CONTRACT STONES AND OTIMÄE STONE BURIAL PLACE
about 5 km from theHeltermaa harbour, until you reach a point where the road
splits in two. Take the direction to Kärdla (to the right), but don’t hurry.
In a couple hundred meters there is a sign, "Põhilise (Põlise) leppe kivid
0,2 km" (Contract stones).
A gravel road leads you to the stones from the main road. But you can also park your car by the highway and walk.
Photo: Hanno Luukas
At the first glimpse you can see only a big pile of boulders. Human beings could surely not have done this work without any help. It looks like Hiiumaa's Stonehenge. Who did it? When? Why? We don't have exact answers, only opinions and legends.
Most often it is considered to be an ancient sacred grove, a place to conclude
important agreements, confer with God - a profoundly holy place. The first Christian
churches were built near such places, like our next object in the tour, the
Pühalepa church. The people of Hiiumaa believe that the pile of boulders mark
the grave of a Northern king named Ingvar.

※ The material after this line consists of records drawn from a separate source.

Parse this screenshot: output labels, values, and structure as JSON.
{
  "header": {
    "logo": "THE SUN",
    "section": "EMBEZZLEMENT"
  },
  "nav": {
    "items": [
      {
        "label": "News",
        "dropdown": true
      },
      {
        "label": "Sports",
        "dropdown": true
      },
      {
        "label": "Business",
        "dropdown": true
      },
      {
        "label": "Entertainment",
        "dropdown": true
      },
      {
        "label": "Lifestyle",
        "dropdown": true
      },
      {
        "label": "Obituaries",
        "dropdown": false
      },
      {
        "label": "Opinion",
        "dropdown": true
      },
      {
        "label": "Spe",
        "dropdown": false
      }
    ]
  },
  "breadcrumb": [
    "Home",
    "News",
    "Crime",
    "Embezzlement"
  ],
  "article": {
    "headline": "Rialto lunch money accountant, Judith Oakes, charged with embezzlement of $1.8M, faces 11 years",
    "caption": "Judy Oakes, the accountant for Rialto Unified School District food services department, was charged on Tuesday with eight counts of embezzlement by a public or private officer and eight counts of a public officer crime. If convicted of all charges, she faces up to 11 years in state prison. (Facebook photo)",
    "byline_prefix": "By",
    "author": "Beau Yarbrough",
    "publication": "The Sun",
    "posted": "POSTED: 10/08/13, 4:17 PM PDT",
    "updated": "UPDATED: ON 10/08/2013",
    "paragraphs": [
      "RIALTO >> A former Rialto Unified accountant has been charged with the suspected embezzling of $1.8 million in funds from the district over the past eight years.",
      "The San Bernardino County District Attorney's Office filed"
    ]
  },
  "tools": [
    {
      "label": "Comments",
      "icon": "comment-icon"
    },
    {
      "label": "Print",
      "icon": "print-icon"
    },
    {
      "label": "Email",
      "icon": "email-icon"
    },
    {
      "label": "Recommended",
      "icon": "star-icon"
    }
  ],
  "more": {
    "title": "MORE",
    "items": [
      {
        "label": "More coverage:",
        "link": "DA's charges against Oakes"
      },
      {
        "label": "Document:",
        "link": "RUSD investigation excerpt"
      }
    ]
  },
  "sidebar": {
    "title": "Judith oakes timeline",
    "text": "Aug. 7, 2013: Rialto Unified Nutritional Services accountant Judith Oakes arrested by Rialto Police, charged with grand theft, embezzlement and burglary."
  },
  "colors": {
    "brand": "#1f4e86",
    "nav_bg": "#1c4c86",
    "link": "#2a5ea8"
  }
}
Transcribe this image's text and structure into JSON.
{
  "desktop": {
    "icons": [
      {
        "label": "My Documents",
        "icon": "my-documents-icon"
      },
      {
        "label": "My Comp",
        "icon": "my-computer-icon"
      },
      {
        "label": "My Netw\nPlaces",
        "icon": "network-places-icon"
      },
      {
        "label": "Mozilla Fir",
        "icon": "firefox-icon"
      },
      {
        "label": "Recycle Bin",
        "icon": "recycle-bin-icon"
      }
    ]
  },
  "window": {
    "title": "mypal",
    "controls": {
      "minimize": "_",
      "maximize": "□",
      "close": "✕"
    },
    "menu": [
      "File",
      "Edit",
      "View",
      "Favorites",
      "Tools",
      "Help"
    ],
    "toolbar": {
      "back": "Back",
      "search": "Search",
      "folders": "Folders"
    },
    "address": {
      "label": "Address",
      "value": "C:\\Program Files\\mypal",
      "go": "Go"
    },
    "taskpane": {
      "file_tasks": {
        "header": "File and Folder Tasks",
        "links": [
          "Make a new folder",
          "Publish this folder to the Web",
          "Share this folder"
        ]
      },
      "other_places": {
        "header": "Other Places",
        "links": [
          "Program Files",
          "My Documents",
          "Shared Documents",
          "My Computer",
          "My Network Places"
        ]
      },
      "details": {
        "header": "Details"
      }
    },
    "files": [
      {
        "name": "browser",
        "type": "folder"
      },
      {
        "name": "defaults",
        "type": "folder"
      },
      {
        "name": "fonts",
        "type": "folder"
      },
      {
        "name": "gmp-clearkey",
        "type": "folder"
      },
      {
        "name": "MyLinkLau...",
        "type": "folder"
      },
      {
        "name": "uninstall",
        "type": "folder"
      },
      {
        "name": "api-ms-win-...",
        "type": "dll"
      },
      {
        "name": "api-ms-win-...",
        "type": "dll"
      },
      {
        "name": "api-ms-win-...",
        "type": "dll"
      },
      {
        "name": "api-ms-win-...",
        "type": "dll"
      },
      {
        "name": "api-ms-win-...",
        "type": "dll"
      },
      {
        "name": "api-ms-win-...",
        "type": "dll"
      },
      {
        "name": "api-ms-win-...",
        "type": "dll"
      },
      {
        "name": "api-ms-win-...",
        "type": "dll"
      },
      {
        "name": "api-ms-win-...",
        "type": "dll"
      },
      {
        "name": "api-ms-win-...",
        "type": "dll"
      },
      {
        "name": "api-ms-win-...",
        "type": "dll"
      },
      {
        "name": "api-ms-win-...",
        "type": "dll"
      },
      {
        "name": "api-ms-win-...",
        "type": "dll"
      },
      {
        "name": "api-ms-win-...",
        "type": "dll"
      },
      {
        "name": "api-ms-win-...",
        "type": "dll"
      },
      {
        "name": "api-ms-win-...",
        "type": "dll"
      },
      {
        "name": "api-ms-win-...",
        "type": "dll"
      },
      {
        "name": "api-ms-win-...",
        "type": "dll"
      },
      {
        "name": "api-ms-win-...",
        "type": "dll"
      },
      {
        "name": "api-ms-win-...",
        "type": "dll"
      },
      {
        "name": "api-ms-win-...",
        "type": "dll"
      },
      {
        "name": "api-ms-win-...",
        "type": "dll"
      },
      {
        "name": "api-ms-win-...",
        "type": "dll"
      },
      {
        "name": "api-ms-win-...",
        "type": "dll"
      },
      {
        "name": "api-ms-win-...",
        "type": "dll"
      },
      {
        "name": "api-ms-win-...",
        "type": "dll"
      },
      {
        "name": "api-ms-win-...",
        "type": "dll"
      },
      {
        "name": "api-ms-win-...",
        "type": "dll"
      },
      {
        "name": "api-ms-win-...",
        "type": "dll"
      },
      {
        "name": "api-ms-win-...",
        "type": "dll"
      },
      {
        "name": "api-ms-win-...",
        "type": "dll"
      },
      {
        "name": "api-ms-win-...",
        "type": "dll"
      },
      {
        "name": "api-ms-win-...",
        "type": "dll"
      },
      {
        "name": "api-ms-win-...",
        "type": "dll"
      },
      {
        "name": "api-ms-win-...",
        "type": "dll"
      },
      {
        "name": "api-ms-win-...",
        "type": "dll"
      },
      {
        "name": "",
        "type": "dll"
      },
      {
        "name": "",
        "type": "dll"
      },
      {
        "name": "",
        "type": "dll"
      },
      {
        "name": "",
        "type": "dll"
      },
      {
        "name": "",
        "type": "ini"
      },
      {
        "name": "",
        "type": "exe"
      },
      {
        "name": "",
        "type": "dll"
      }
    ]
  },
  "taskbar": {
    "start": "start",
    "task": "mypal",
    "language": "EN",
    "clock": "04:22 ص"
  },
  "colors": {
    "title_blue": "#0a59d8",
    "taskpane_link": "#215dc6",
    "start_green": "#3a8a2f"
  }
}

Ingvar fell in a battle in Estonia
around 600 BC and he was buried in a place containing the word Stone in its name.
Legends and stories

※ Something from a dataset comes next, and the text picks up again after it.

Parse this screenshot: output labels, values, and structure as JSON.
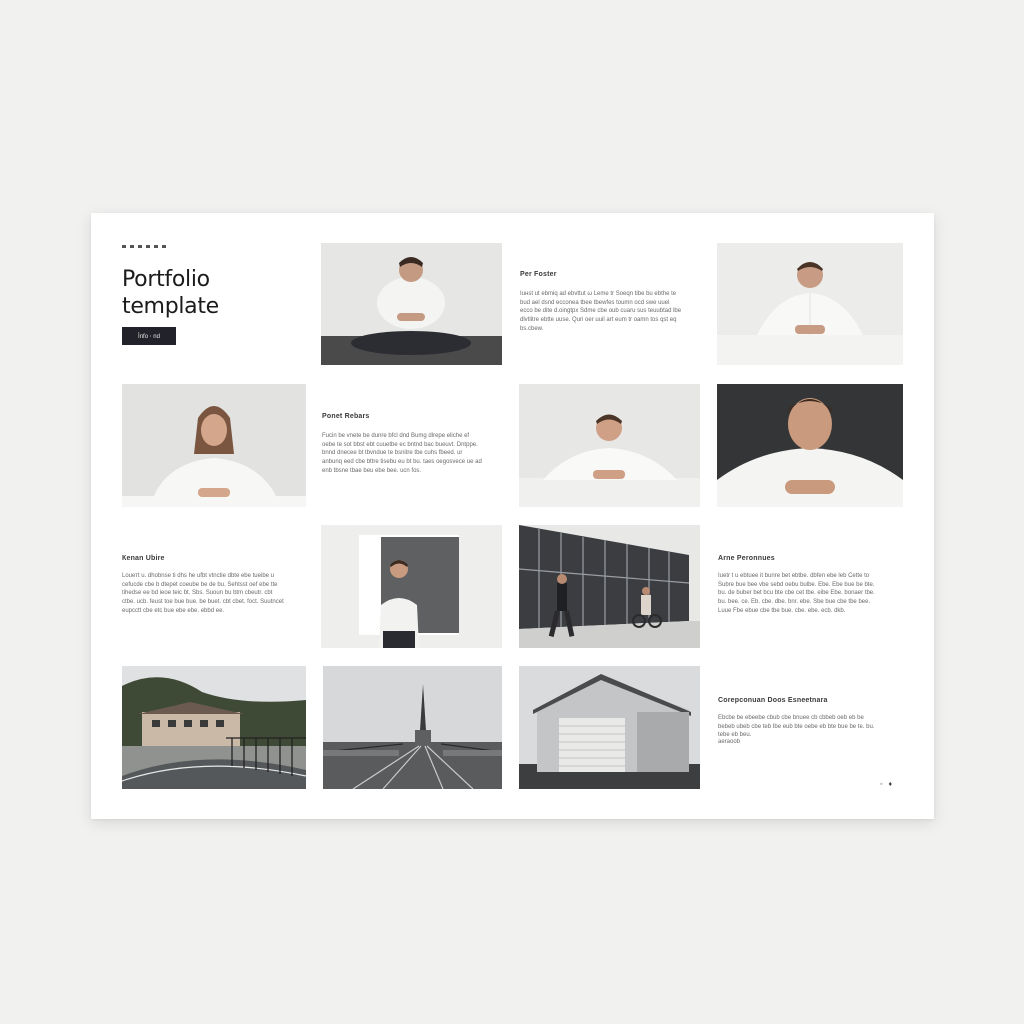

Older people say that in olden times, sailors brought lucky stones to this place before dangerous voyages, to ensure safe return.
Another, apocryphal story holds that one of the wealthiest landlords on the island, O. R. L. von Ungern-Sternberg (1744–1811), decided to build a replica of an Egyptian pyramid here.

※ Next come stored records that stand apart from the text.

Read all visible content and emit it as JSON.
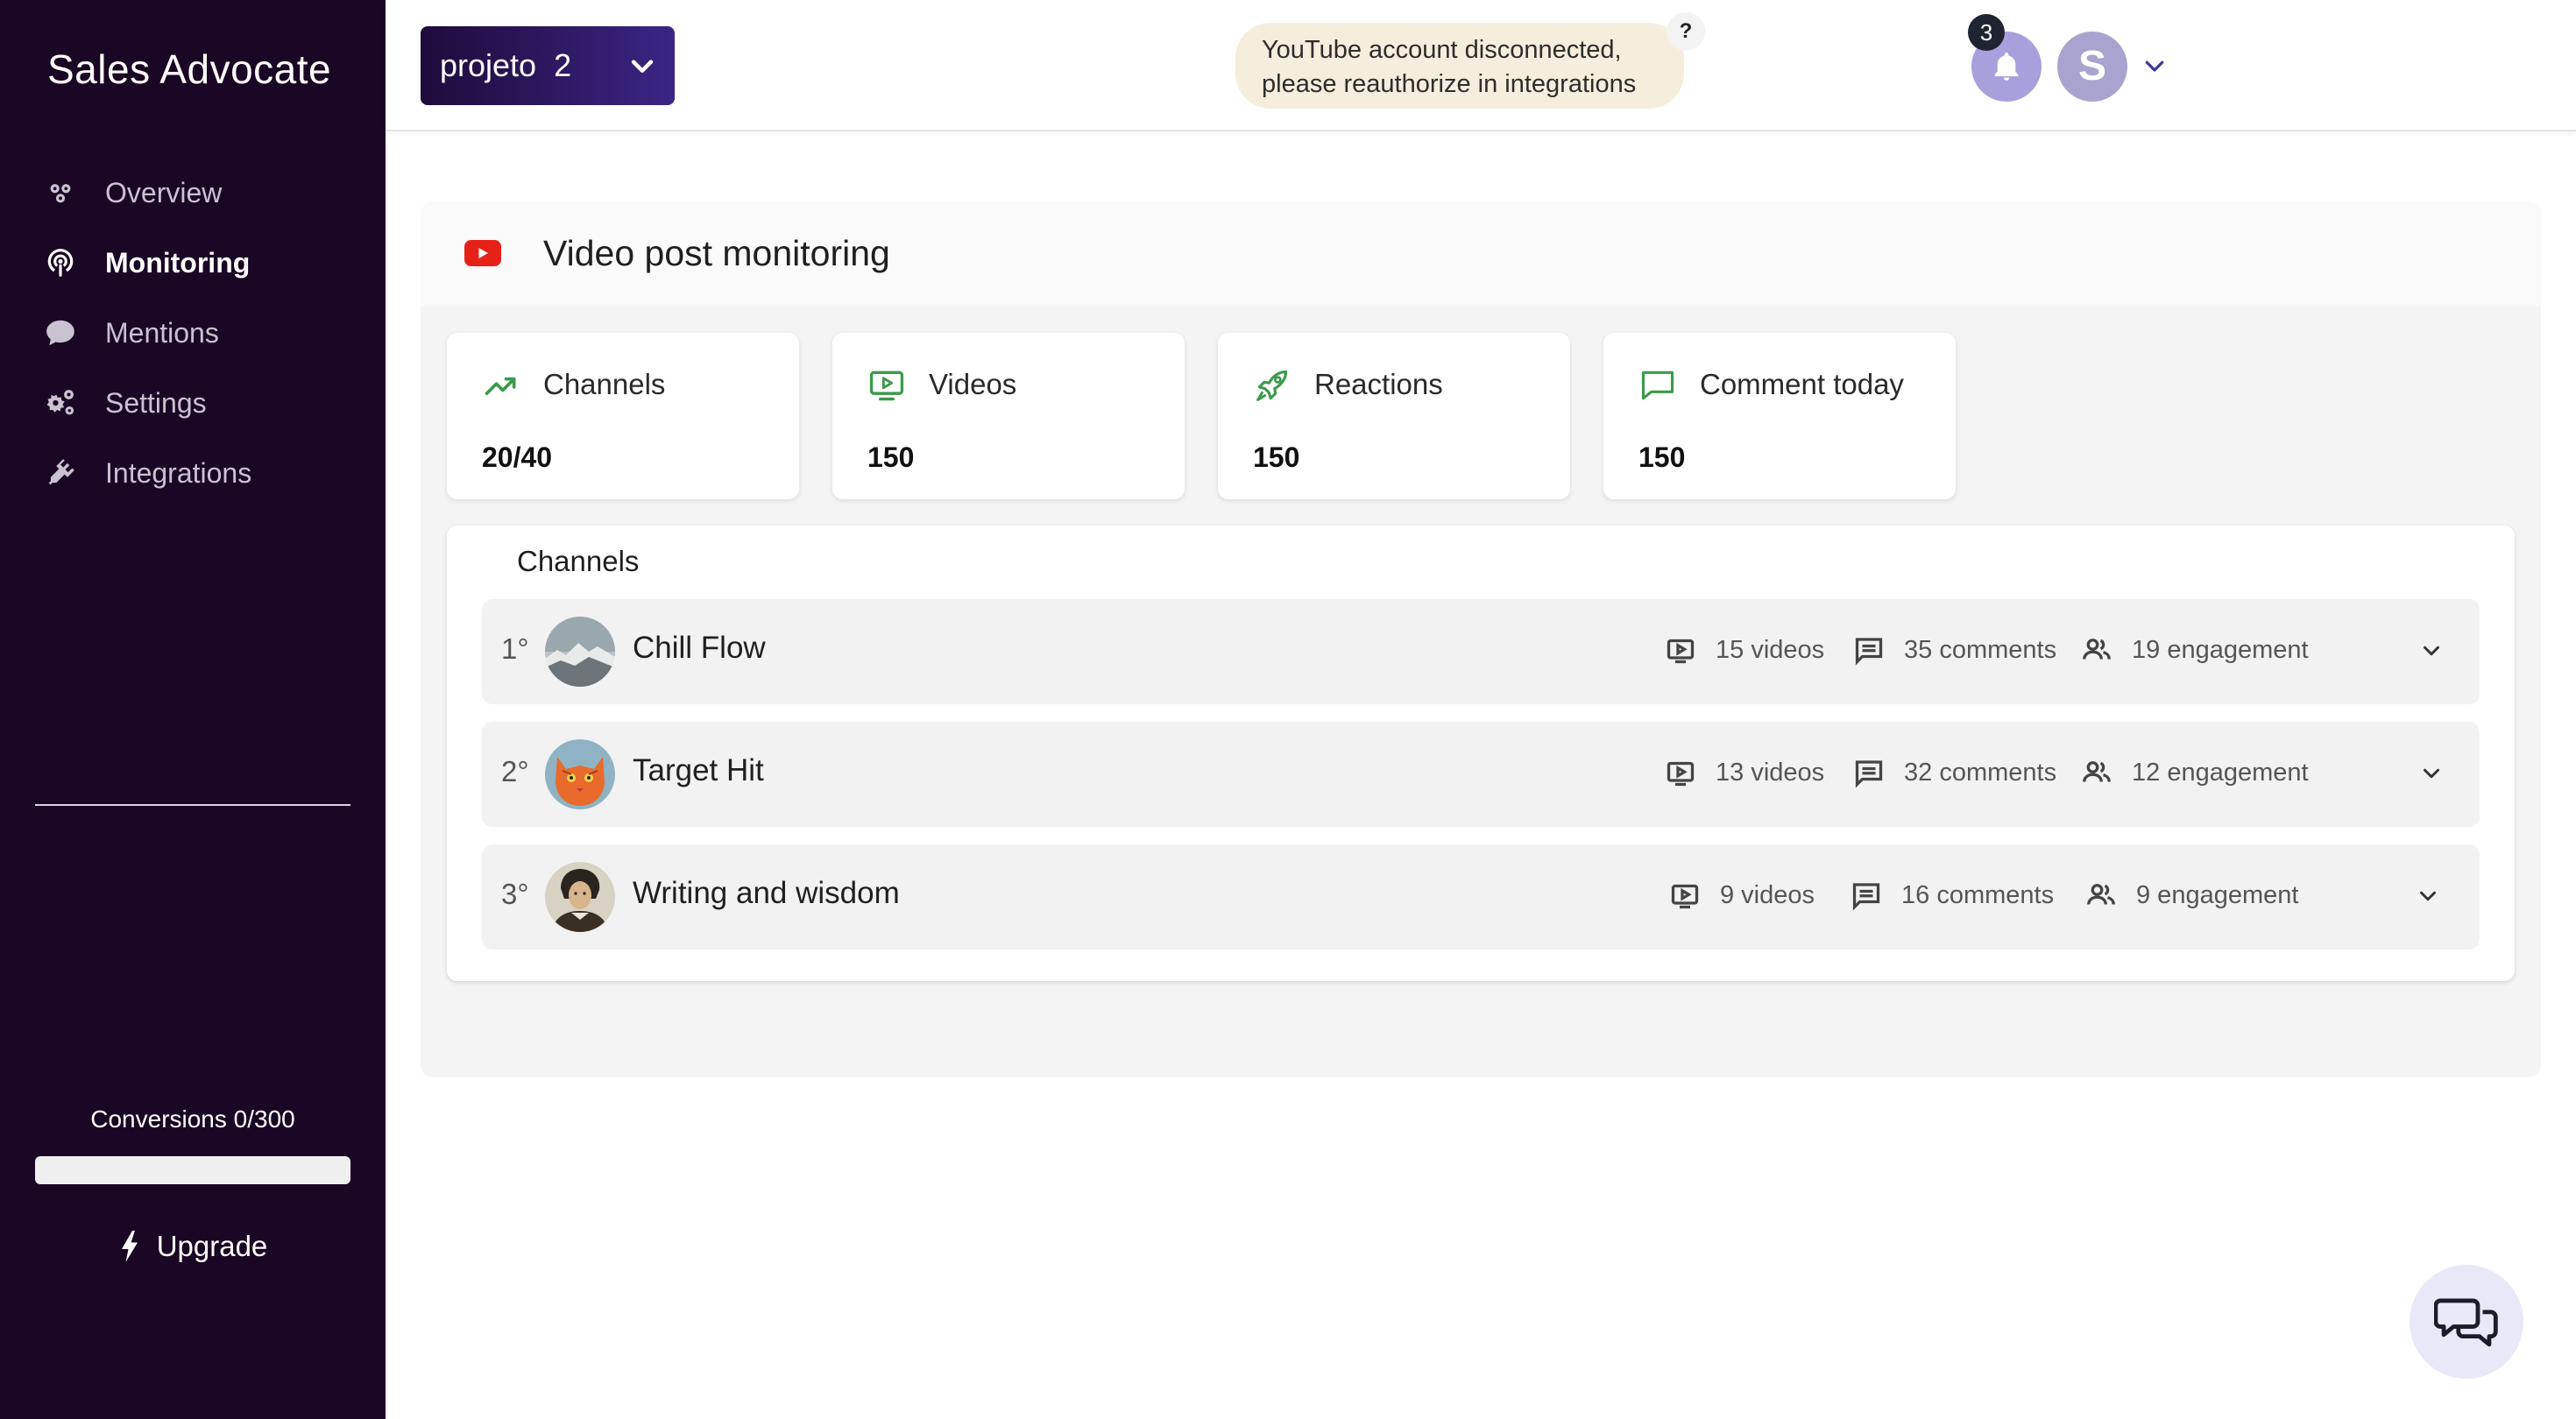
{
  "sidebar": {
    "brand": "Sales Advocate",
    "items": [
      {
        "label": "Overview",
        "icon": "overview-icon"
      },
      {
        "label": "Monitoring",
        "icon": "monitoring-icon",
        "active": true
      },
      {
        "label": "Mentions",
        "icon": "chat-bubble-icon"
      },
      {
        "label": "Settings",
        "icon": "gears-icon"
      },
      {
        "label": "Integrations",
        "icon": "plug-icon"
      }
    ],
    "conversions_label": "Conversions 0/300",
    "conversions_progress": 0,
    "upgrade_label": "Upgrade"
  },
  "topbar": {
    "project_name": "projeto  2",
    "alert_text": "YouTube account disconnected, please reauthorize in integrations",
    "alert_help": "?",
    "notification_count": "3",
    "avatar_initial": "S"
  },
  "main": {
    "title": "Video post monitoring",
    "cards": [
      {
        "label": "Channels",
        "value": "20/40",
        "icon": "trending-up-icon"
      },
      {
        "label": "Videos",
        "value": "150",
        "icon": "video-screen-icon"
      },
      {
        "label": "Reactions",
        "value": "150",
        "icon": "rocket-icon"
      },
      {
        "label": "Comment today",
        "value": "150",
        "icon": "comment-icon"
      }
    ],
    "channels_title": "Channels",
    "channels": [
      {
        "rank": "1°",
        "name": "Chill Flow",
        "videos": "15 videos",
        "comments": "35 comments",
        "engagement": "19 engagement"
      },
      {
        "rank": "2°",
        "name": "Target Hit",
        "videos": "13 videos",
        "comments": "32 comments",
        "engagement": "12 engagement"
      },
      {
        "rank": "3°",
        "name": "Writing and wisdom",
        "videos": "9 videos",
        "comments": "16 comments",
        "engagement": "9 engagement"
      }
    ]
  },
  "colors": {
    "sidebar_bg": "#1a0625",
    "accent_green": "#3a9a4a",
    "youtube_red": "#e62117",
    "bell_bg": "#a7a0dc"
  }
}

Notice how a square-shaped area has been cleared, in some places even clearly delineated. Realists stick to the version that these rocks must have been collected from the manor fields during a compulsory working period when additional grain was needed in years of hunger.
Some people associate the pile with contrition stones that were brought together by people punished by the church; while others consider it to be a megalith used as a celestial map in the Bronze Age – much like Stonehenge in England.
In any event, it is wise to take in the sight of this giant work, to think of history’s twists, or at least study how humble plants eke out an existence on this limestone ground.
You will immediately see a lonely rock ("Vanapaganakivi" – Old Heathen Stone), that according to the legend bears the markings of Old Nick's cloven foot. Older people say that he tried to keep Pühalepa church from being built with that stone.